Now, several restaurants and home chefs are referencing their own family recipes for inspiration to serve up feasts. “Nobody was celebrating or showcasing Indian Christmases,” Zacharias says. So this year, Bombay Canteen has a special menu that includes dishes from Nagaland, Goa, Mumbai’s East Indians and Kerala’s Syrian-Christians, with Zacharias’ grandmother’s duck curry being one of the highlights. Its sister restaurant O Pedro is focusing on festive Goan food such as shrimp pilaf with prawn wafers and pork roulade with roast potatoes. “They are rich, indulgent, celebratory dishes connected to local flavours and ingredients,” says Zacharias.
While plum cake has become synonymous with Christmas in India, it shares the spotlight with many local sweets such as crunchy kulkuls, cashew-based marzipan, guava cheese, rose cookies and neurios stuffed with coconut. A Mangalurean Christmas isn’t complete without rice laddoos flavoured with coconut, jaggery and cardamom powder. Mangaluru-based home chef Maya Pereira, who is hosting Christmas meals in Mumbai in partnership with home dining platform Authenticook, has put the laddoos on her menu along with the community’s distinctive dishes like pork bafat and indad.
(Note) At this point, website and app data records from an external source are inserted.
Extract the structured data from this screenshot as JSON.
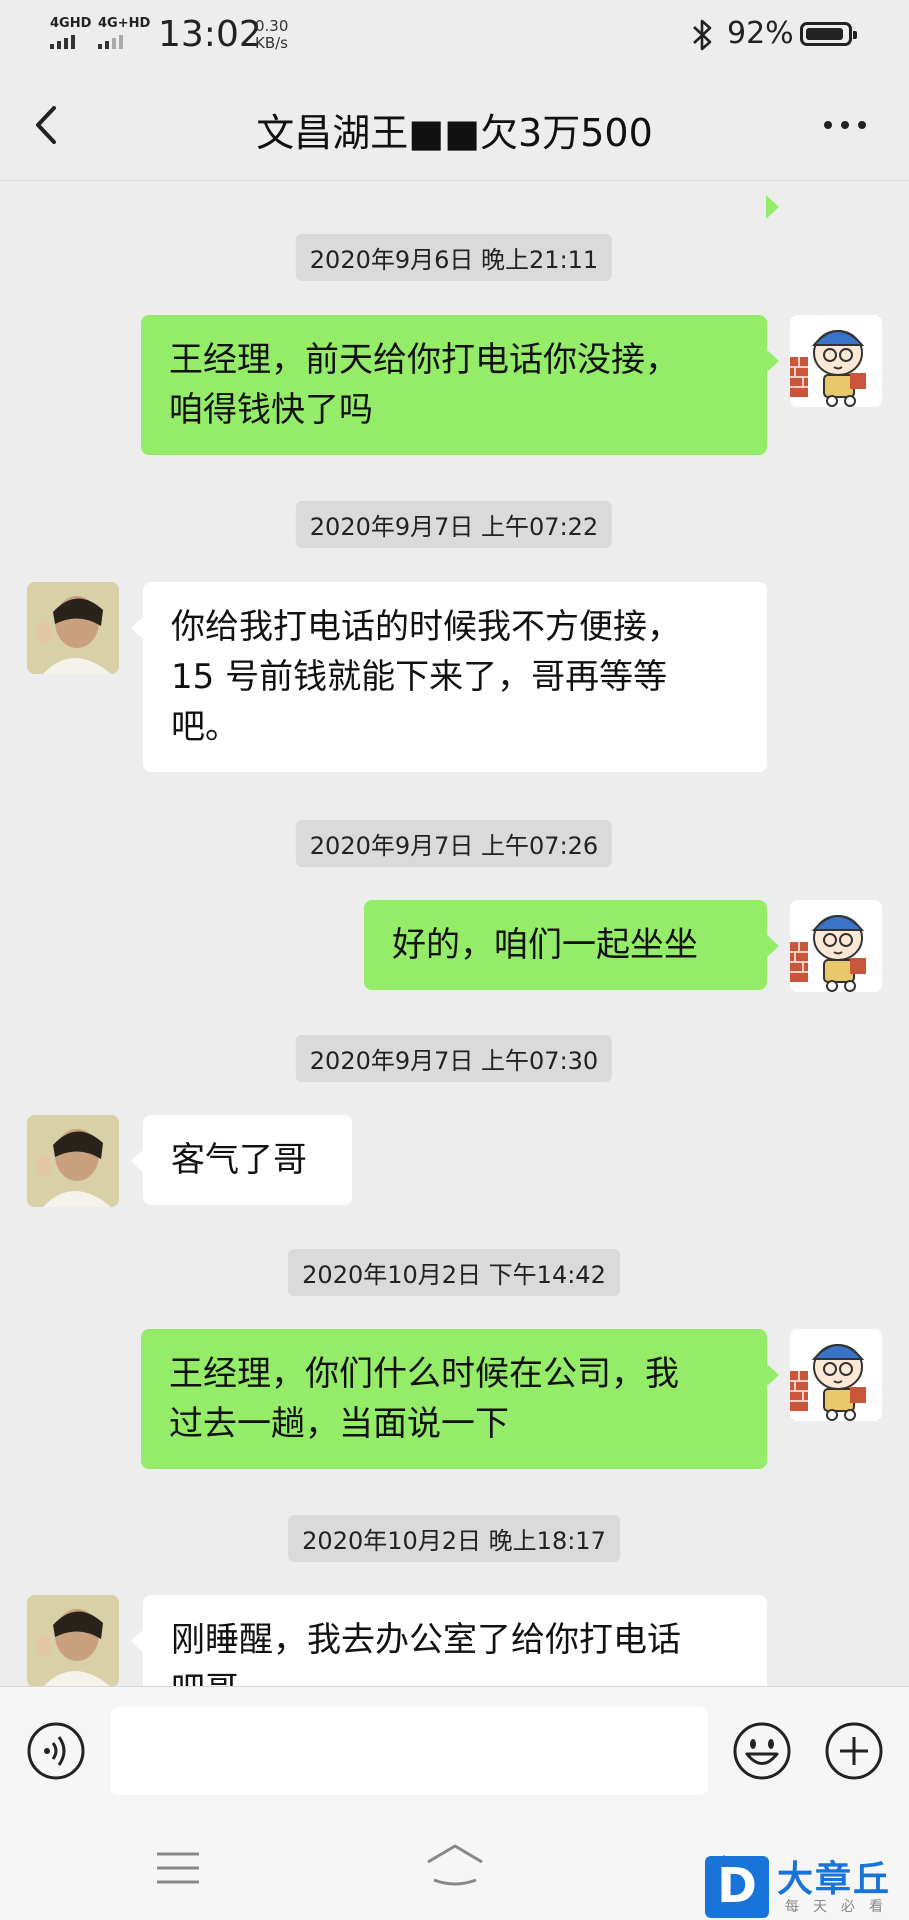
{
  "status_bar": {
    "signal_1": "4GHD",
    "signal_2": "4G+HD",
    "time": "13:02",
    "net_speed_value": "0.30",
    "net_speed_unit": "KB/s",
    "battery": "92%"
  },
  "header": {
    "title": "文昌湖王■■欠3万500"
  },
  "messages": [
    {
      "type": "timestamp",
      "text": "2020年9月6日 晚上21:11"
    },
    {
      "type": "message",
      "sender": "me",
      "lines": [
        "王经理，前天给你打电话你没接，",
        "咱得钱快了吗"
      ]
    },
    {
      "type": "timestamp",
      "text": "2020年9月7日 上午07:22"
    },
    {
      "type": "message",
      "sender": "them",
      "lines": [
        "你给我打电话的时候我不方便接，",
        "15 号前钱就能下来了，哥再等等",
        "吧。"
      ]
    },
    {
      "type": "timestamp",
      "text": "2020年9月7日 上午07:26"
    },
    {
      "type": "message",
      "sender": "me",
      "lines": [
        "好的，咱们一起坐坐"
      ]
    },
    {
      "type": "timestamp",
      "text": "2020年9月7日 上午07:30"
    },
    {
      "type": "message",
      "sender": "them",
      "lines": [
        "客气了哥"
      ]
    },
    {
      "type": "timestamp",
      "text": "2020年10月2日 下午14:42"
    },
    {
      "type": "message",
      "sender": "me",
      "lines": [
        "王经理，你们什么时候在公司，我",
        "过去一趟，当面说一下"
      ]
    },
    {
      "type": "timestamp",
      "text": "2020年10月2日 晚上18:17"
    },
    {
      "type": "message",
      "sender": "them",
      "lines": [
        "刚睡醒，我去办公室了给你打电话",
        "吧哥"
      ]
    }
  ],
  "input_bar": {
    "voice_icon": "voice-icon",
    "emoji_icon": "emoji-icon",
    "plus_icon": "plus-icon",
    "text": ""
  },
  "watermark": {
    "logo_letter": "D",
    "name": "大章丘",
    "slogan": "每天必看"
  },
  "colors": {
    "my_bubble": "#95ec69",
    "their_bubble": "#ffffff",
    "background": "#ededed",
    "watermark_blue": "#1874d8"
  }
}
Different versions of kuswar (a platter of festive sweets sent and offered to guests, relatives, neighbours and friends) are popular among Goans, East Indians and Mangalurean Catholics. The practice of exchanging kuswar continues, though many prefer ordering to making it at home. Mumbai resident Laurabelle D’Souza, who has been making traditional East Indian desserts such as milk cream, date rolls and thali sweets for the last 25 years, says she has seen a steady increase in the demand for kuswar. “I have people ordering through the year, sometimes even for Diwali,” she says.
While the rest of the world talks turkey, there is no Goan Christmas without pork, says food blogger Hilda Mascarenhas. Her Christmas lunch comprises either pork sorpotel that has been matured for a month, or vindaloo, accompanied by a spongy, fermented rice bread known as sannas, prawn pulao, chicken cafreal, stuffed pomfret or mackerel with recheado masala, beef or chicken roulade, and an array of cutlets.
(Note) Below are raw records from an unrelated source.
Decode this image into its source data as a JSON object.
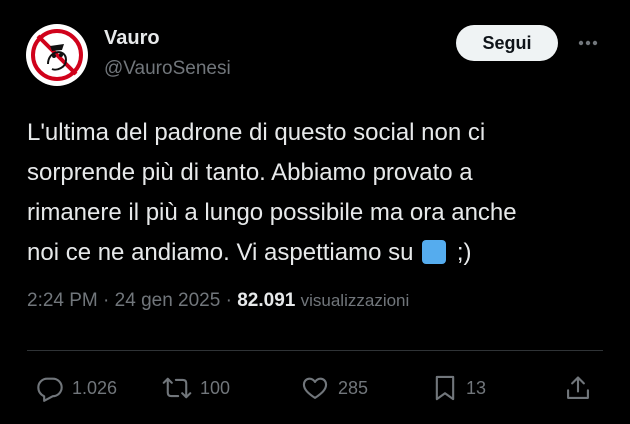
{
  "author": {
    "name": "Vauro",
    "handle": "@VauroSenesi"
  },
  "follow_label": "Segui",
  "tweet": {
    "lines": [
      "L'ultima del padrone di questo social non ci",
      "sorprende più di tanto. Abbiamo provato a",
      "rimanere il più a lungo possibile ma ora anche",
      "noi ce ne andiamo. Vi aspettiamo su",
      ";)"
    ]
  },
  "meta": {
    "time": "2:24 PM",
    "separator": "·",
    "date": "24 gen 2025",
    "views_count": "82.091",
    "views_label": "visualizzazioni"
  },
  "actions": {
    "replies": "1.026",
    "reposts": "100",
    "likes": "285",
    "bookmarks": "13"
  },
  "colors": {
    "background": "#000000",
    "text": "#e7e9ea",
    "secondary": "#71767b",
    "button_bg": "#eff3f4",
    "bluesky_square": "#55acee"
  },
  "icons": [
    "reply-icon",
    "repost-icon",
    "like-icon",
    "bookmark-icon",
    "share-icon",
    "more-icon"
  ]
}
In Mumbai, the roast suckling pig stuffed with chorizo, bread, vegetables and liver occupies pride of place at the tables of the Catholic East Indian community. While the East Indians share dishes like vindaloo with the Goans, there are subtle differences, like the use of bottle masala, a blend of nearly 30 spices. “It all boils down to which grandmother is cooking. The recipes may be the same but the pantry differs,” Gresham Fernandes, culinary director at the Impresario group, says. “The Goans have a clear Portuguese background. The East Indians have both an English and a Portuguese background.” Fernandes is working on a menu that showcases his heritage and the foods he’s grown up eating.
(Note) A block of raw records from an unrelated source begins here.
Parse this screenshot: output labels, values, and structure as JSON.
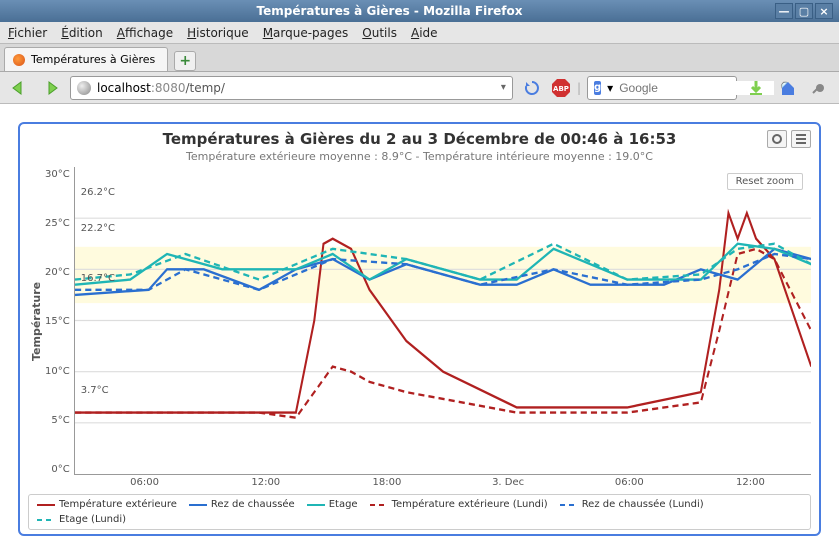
{
  "window": {
    "title": "Températures à Gières - Mozilla Firefox"
  },
  "menu": {
    "file": "Fichier",
    "edit": "Édition",
    "view": "Affichage",
    "history": "Historique",
    "bookmarks": "Marque-pages",
    "tools": "Outils",
    "help": "Aide"
  },
  "tab": {
    "label": "Températures à Gières"
  },
  "url": {
    "host": "localhost",
    "port": ":8080",
    "path": "/temp/"
  },
  "search": {
    "engine_letter": "g",
    "placeholder": "Google"
  },
  "chart_data": {
    "type": "line",
    "title": "Températures à Gières du 2 au 3 Décembre de 00:46 à 16:53",
    "subtitle": "Température extérieure moyenne : 8.9°C - Température intérieure moyenne : 19.0°C",
    "ylabel": "Température",
    "ylim": [
      0,
      30
    ],
    "yticks": [
      "30°C",
      "25°C",
      "20°C",
      "15°C",
      "10°C",
      "5°C",
      "0°C"
    ],
    "xticks": [
      "06:00",
      "12:00",
      "18:00",
      "3. Dec",
      "06:00",
      "12:00"
    ],
    "bands": [
      [
        16.7,
        22.2
      ],
      [
        3.7,
        26.2
      ]
    ],
    "annotations": {
      "a1": "26.2°C",
      "a2": "22.2°C",
      "a3": "16.7°C",
      "a4": "3.7°C",
      "reset": "Reset zoom"
    },
    "series": [
      {
        "name": "Température extérieure",
        "color": "#b02020",
        "dash": false,
        "x": [
          0,
          6,
          10,
          12,
          13,
          13.5,
          14,
          15,
          16,
          18,
          20,
          24,
          30,
          34,
          35,
          35.5,
          36,
          36.5,
          37,
          38,
          40
        ],
        "y": [
          6,
          6,
          6,
          6,
          15,
          22.5,
          23,
          22,
          18,
          13,
          10,
          6.5,
          6.5,
          8,
          18,
          25.5,
          23,
          25.5,
          23,
          21,
          10.5
        ]
      },
      {
        "name": "Rez de chaussée",
        "color": "#2a6fd0",
        "dash": false,
        "x": [
          0,
          4,
          5,
          7,
          10,
          12,
          14,
          16,
          18,
          22,
          24,
          26,
          28,
          32,
          34,
          36,
          38,
          40
        ],
        "y": [
          17.5,
          18,
          20,
          20,
          18,
          20,
          21,
          19,
          20.5,
          18.5,
          18.5,
          20,
          18.5,
          18.5,
          20,
          19,
          22,
          21
        ]
      },
      {
        "name": "Etage",
        "color": "#1fb5b5",
        "dash": false,
        "x": [
          0,
          3,
          5,
          8,
          12,
          14,
          16,
          18,
          22,
          24,
          26,
          30,
          34,
          36,
          38,
          40
        ],
        "y": [
          18.5,
          19,
          21.5,
          20,
          20,
          21.5,
          19,
          21,
          19,
          19,
          22,
          19,
          19,
          22.5,
          22,
          20.5
        ]
      },
      {
        "name": "Température extérieure (Lundi)",
        "color": "#b02020",
        "dash": true,
        "x": [
          0,
          6,
          10,
          12,
          13,
          14,
          15,
          16,
          18,
          24,
          30,
          34,
          35,
          36,
          37,
          38,
          40
        ],
        "y": [
          6,
          6,
          6,
          5.5,
          8,
          10.5,
          10,
          9,
          8,
          6,
          6,
          7,
          14,
          21.5,
          22,
          21,
          14
        ]
      },
      {
        "name": "Rez de chaussée (Lundi)",
        "color": "#2a6fd0",
        "dash": true,
        "x": [
          0,
          4,
          6,
          10,
          14,
          18,
          22,
          26,
          30,
          34,
          36,
          38,
          40
        ],
        "y": [
          18,
          18,
          20,
          18,
          21,
          20.5,
          18.5,
          20,
          18.5,
          19,
          20,
          21.5,
          21
        ]
      },
      {
        "name": "Etage (Lundi)",
        "color": "#1fb5b5",
        "dash": true,
        "x": [
          0,
          3,
          6,
          10,
          14,
          18,
          22,
          26,
          30,
          34,
          36,
          38,
          40
        ],
        "y": [
          19,
          19.5,
          21.5,
          19,
          22,
          21,
          19,
          22.5,
          19,
          19.5,
          22,
          22.5,
          20.5
        ]
      }
    ]
  }
}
In Nagaland, each tribe has its own delicacies but a common feature is pork barbecue or a pork curry cooked with fresh bamboo shoots, kidney beans, fermented soybean-based akhuni or yambased anishi. Chubamanen Longkumer, owner of Delhi’s Nagaland Kitchen, says he stuffs fish, meat and rice in bamboo vessels and steams them over a fire, a time-consuming process reserved for Christmas. Longkumer will have specialties such as a Naga rice soup and a dry bamboo shoot salad on his Christmas menu. “When I was growing up in Dimapur, after attending church on Christmas Eve, we’d sit around the bonfire and sing,” Longkumer says. “Now, the one thing that hasn’t changed is family time.”